▶ What is expected:
Say how many lines of the material below contain the word "date", with no other words.
-------- Task data
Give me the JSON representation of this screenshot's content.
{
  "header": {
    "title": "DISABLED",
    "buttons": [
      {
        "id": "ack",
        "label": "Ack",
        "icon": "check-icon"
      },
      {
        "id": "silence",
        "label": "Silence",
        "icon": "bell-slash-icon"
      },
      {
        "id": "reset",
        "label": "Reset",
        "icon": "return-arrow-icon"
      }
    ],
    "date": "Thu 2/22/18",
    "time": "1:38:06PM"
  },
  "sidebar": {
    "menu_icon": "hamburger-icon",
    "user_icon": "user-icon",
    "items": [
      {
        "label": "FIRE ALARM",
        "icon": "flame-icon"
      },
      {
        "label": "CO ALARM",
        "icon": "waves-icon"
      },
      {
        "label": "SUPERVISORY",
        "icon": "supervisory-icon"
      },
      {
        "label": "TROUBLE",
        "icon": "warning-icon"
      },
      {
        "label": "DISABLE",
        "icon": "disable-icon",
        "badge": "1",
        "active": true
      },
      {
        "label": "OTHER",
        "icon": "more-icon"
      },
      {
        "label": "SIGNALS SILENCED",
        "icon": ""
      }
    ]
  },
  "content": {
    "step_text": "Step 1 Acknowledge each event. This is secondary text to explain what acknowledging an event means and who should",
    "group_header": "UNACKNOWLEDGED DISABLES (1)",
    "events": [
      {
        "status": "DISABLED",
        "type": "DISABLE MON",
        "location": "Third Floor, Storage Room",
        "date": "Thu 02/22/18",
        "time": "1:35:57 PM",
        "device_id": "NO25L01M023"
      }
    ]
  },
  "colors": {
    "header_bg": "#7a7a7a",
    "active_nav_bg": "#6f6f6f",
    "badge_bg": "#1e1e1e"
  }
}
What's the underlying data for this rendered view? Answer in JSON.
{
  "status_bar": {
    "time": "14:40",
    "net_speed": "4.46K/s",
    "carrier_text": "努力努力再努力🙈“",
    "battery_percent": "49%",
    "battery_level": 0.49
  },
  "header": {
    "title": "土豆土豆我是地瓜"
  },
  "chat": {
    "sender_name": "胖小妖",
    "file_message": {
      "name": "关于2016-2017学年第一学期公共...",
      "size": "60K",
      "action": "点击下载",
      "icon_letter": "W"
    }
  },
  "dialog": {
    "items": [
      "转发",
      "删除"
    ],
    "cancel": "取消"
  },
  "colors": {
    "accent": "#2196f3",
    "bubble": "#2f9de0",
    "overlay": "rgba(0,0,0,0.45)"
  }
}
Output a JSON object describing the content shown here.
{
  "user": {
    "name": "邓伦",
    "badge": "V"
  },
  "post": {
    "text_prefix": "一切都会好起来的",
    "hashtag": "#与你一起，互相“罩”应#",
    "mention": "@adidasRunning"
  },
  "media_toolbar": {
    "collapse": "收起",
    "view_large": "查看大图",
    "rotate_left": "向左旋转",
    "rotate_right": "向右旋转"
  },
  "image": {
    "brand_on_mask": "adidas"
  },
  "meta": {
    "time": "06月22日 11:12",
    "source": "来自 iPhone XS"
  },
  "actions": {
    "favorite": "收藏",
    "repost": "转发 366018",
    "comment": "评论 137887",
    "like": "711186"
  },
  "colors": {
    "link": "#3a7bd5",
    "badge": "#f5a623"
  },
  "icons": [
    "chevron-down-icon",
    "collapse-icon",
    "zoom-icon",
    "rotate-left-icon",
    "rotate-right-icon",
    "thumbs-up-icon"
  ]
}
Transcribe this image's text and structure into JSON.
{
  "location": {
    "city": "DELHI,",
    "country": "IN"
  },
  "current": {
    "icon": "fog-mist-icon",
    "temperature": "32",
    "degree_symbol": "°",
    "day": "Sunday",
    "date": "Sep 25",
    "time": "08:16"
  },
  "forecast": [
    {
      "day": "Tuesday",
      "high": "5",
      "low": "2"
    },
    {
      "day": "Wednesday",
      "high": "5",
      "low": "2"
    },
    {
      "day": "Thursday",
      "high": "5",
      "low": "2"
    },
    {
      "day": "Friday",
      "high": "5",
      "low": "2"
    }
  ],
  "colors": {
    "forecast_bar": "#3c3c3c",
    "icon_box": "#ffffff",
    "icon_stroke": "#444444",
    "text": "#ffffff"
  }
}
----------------
▶ Expected answer:
3